“When my husband died, because he was so famous and known for not being a believer, many people would come up to me — it still sometimes happens — and ask me if Carl changed at the end and converted to a belief in an afterlife. They also frequently ask me if I think I will see him again. Carl faced his death with unflagging courage and never sought refuge in illusions. The tragedy was that we knew we would never see each other again. I don’t ever expect to be reunited with Carl. But, the great thing is that when we were together, for nearly twenty years, we lived with a vivid appreciation of how brief and precious life is. We never trivialized the meaning of death by pretending it was anything other than a final parting. Every single moment that we were alive and we were together was miraculous — not miraculous in the sense of inexplicable or supernatural. We knew we were beneficiaries of chance… That pure chance could be so generous and so kind… That we could find each other, as Carl wrote so beautifully in Cosmos, you know, in the vastness of space and the immensity of time… That we could be together for twenty years. That is something which sustains me and it’s much more meaningful… The way he treated me and the way I treated him, the way we took care of each other and our family, while he lived. That is so much more important than the idea I will see him someday. I don’t think I’ll ever see Carl again. But I saw him. We saw each other. We found each other in the cosmos, and that was wonderful.”

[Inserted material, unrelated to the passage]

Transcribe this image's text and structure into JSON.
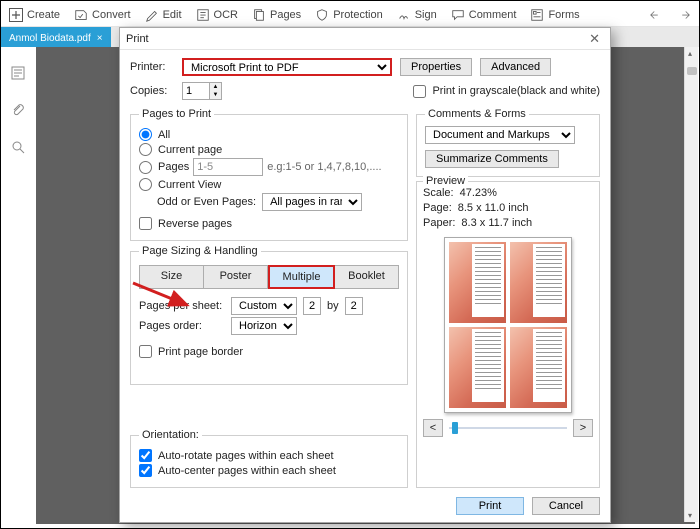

☝ (Taken with Instagram)
I’m an artist and crafter - and I’m ALWAYS looking for a ruler. This tattoo idea has been on my mind for a long, long time and I finally got it!
I turn to medicine. I turn to doctors who I trustingly allow to poison me in order to make me well again. I check my hair, my eyelashes, my fingernails. Every day. I feel my organs inside of me wishing they could jump ship. I felt better before I knew I had cancer, when my body was riddled with it. And now I’m trading problem for problem, spade for spade.
I try to live my life to the fullest, even before cancer (I have people who will vouch for this). I’ve been called an inspiration. I’ve been called irresponsible. Sometimes my fullest is too full for other who feel I’m reckless with my health. The judgment of those who feel I should be more respectful of the disease that could be killing me slowly. I have no respect for my cancer, and I refuse to.
These medications have made me lose my mind. I try to view my memory loss as endearing, although I know it becomes irritating. I get frustrated with myself on a minute by minute basis, wondering if I’m even the same person anymore. But I can’t remember.
I will not be humbled by this experience, I do not feel small. I feel huge and loud and lucky to have the life I’ve had. And you, the people in it. In my quiet moments I silently ask questions to no one in particular, and know there are no answers.
I will go to my grave as if I were stepping on a soapbox. It will not be a loss, because there was never any winning. In life it’s only a “thanks for playing.”
i miss you 182 days